*** Block opens ***

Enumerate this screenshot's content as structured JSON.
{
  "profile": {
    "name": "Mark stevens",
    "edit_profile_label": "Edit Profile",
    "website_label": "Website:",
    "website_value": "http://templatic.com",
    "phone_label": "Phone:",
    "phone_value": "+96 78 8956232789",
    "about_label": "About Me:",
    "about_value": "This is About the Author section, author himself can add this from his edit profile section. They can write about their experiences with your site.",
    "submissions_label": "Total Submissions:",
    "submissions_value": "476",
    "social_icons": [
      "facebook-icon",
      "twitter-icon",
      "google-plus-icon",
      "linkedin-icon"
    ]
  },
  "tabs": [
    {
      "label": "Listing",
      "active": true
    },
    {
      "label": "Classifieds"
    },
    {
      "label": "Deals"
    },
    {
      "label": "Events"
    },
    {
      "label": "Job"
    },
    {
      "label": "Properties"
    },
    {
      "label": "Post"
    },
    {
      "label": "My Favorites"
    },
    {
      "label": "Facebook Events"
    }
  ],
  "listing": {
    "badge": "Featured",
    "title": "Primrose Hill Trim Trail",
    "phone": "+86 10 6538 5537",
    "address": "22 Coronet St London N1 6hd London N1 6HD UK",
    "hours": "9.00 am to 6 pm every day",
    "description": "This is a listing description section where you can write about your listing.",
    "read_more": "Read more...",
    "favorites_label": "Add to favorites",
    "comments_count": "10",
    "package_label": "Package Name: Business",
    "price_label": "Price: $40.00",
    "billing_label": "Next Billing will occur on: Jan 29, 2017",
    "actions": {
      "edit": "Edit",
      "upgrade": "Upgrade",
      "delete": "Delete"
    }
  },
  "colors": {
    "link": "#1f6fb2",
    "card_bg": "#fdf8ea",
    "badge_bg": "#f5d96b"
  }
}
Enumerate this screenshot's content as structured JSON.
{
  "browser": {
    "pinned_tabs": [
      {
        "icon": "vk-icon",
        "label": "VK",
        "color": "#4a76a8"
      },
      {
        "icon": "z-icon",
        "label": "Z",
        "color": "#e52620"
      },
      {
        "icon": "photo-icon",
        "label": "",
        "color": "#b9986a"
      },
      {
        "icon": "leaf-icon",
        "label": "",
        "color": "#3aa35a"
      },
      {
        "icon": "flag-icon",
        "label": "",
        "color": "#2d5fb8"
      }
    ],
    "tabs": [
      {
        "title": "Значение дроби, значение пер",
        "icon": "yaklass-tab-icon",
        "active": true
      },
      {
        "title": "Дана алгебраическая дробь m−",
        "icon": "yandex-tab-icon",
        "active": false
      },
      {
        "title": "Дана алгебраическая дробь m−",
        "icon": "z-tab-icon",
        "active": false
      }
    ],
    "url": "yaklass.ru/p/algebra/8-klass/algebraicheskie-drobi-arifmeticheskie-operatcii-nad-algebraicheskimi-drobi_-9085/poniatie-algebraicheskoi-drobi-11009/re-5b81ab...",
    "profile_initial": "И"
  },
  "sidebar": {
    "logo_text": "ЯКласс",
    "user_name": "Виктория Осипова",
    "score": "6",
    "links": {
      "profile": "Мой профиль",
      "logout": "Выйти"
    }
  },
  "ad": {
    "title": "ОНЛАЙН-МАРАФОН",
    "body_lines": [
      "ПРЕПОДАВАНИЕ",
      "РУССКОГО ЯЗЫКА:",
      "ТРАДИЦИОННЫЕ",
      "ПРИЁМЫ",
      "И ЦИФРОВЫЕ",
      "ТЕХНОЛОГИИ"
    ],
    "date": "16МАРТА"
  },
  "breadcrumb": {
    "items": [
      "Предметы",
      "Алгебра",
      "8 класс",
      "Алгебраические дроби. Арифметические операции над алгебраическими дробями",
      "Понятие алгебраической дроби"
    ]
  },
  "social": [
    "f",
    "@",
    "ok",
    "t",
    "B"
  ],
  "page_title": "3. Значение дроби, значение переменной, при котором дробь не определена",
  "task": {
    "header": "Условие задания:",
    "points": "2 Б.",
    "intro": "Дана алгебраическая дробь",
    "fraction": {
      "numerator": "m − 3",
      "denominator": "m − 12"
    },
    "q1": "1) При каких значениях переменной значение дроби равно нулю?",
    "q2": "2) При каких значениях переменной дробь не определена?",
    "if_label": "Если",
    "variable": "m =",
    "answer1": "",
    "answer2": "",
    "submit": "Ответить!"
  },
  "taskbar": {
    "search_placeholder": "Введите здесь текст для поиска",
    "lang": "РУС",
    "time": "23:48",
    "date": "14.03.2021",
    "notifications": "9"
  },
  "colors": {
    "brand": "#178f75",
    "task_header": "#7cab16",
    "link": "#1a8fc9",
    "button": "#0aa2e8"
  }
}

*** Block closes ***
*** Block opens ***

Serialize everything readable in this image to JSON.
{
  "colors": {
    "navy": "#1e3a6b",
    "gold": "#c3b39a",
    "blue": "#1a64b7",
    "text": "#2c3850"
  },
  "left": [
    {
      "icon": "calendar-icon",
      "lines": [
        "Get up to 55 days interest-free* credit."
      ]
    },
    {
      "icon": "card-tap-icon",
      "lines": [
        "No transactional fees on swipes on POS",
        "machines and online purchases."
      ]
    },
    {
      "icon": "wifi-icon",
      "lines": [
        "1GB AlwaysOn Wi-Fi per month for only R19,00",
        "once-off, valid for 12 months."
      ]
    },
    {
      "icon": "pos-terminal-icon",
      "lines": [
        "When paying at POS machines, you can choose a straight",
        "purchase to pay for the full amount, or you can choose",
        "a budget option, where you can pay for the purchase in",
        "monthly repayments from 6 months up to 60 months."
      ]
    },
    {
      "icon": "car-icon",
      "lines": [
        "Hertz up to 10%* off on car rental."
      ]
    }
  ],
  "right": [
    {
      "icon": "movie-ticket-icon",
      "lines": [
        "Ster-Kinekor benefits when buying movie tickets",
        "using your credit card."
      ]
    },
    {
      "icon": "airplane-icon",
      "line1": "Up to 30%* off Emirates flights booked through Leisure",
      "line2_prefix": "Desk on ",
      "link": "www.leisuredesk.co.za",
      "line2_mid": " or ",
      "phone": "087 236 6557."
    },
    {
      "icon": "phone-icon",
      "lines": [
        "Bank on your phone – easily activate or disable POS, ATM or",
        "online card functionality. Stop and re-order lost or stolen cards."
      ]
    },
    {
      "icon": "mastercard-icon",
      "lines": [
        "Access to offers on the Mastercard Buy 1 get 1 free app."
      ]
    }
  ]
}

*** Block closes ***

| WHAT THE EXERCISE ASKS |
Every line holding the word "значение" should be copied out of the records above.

| SOLVED EXERCISE |
        "title": "Значение дроби, значение пер",
  "page_title": "3. Значение дроби, значение переменной, при котором дробь не определена",
    "q1": "1) При каких значениях переменной значение дроби равно нулю?",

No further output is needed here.